    “Now we’ve got a series of recommendations that are talking about greater incentives for hospitals, AMCs [academic medical centers], programs to train more generalists, but I’m not necessarily sure that should be the mission of all AMCs, so it’s a really interesting debate,” she said.

    Penn currently oversees training of more than 1,000 residents across three hospitals. 

    Meanwhile, Dr. Paul Katz, dean of Cooper Medical School in Camden, agreed that federal funding should come with more transparency, but said changes to graduate medical training alone won’t solve the nation’s growing health care needs in areas such as primary care. That, he said, requires looking at physician salaries, loan reimbursements, scope of practice rules and other policy issues.

    “Whether it’s educating and training doctors or educating and training nurse practitioners or getting doctors into underserved disciplines or regions, that’s not an easy thing to do,” said Katz. “So there has to be incentives along the way to do this at every level. To do this at one level … I don’t think that’s going to wind up with a success story.”

    Asch, with the IOM committee, agreed.

    Expanding loan-repayment programs has been a focal point of Pennsylvania’s main physician group. Though details are not yet clear, Gov. Tom Corbett authorized an additional $1 million in funding in his most recent budget.

    Katz said Cooper Medical School, which is preparing to oversee the hospital’s training of nearly 300 residents in Camden, just completed a months-long strategic planning process aimed at better aligning its GME program to meet workforce needs and address a big challenge: keeping doctors in the region after they complete their residencies.

    WHYY is your source for fact-based, in-depth journalism and information. As a nonprofit organization, we rely on financial support from readers like you. Please give today.

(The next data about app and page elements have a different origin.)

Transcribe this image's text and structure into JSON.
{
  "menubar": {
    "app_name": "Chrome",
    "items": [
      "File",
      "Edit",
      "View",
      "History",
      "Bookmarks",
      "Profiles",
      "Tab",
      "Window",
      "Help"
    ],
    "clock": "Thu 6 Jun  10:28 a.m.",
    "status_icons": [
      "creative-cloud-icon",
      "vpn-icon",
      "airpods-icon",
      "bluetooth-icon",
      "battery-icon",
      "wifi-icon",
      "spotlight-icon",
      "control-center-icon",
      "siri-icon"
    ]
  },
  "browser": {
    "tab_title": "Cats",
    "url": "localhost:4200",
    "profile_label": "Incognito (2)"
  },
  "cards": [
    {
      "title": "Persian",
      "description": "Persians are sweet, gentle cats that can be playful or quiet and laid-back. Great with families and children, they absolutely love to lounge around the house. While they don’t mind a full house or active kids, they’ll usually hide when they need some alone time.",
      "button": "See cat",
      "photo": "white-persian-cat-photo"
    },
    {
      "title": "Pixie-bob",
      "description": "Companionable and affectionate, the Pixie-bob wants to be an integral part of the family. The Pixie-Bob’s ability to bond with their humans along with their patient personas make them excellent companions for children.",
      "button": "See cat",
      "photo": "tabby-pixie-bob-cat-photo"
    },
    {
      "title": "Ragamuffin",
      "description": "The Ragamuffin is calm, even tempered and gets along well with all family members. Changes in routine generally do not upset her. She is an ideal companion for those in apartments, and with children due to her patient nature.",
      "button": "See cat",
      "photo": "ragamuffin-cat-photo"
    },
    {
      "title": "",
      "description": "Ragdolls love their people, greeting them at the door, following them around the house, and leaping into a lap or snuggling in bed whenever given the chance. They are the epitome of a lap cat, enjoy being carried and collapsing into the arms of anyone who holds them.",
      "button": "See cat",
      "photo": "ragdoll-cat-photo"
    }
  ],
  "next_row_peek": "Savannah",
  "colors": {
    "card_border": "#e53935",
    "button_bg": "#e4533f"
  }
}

    Want a digest of WHYY’s programs, events & stories? Sign up for our weekly newsletter.

    Together we can reach 100% of WHYY’s fiscal year goal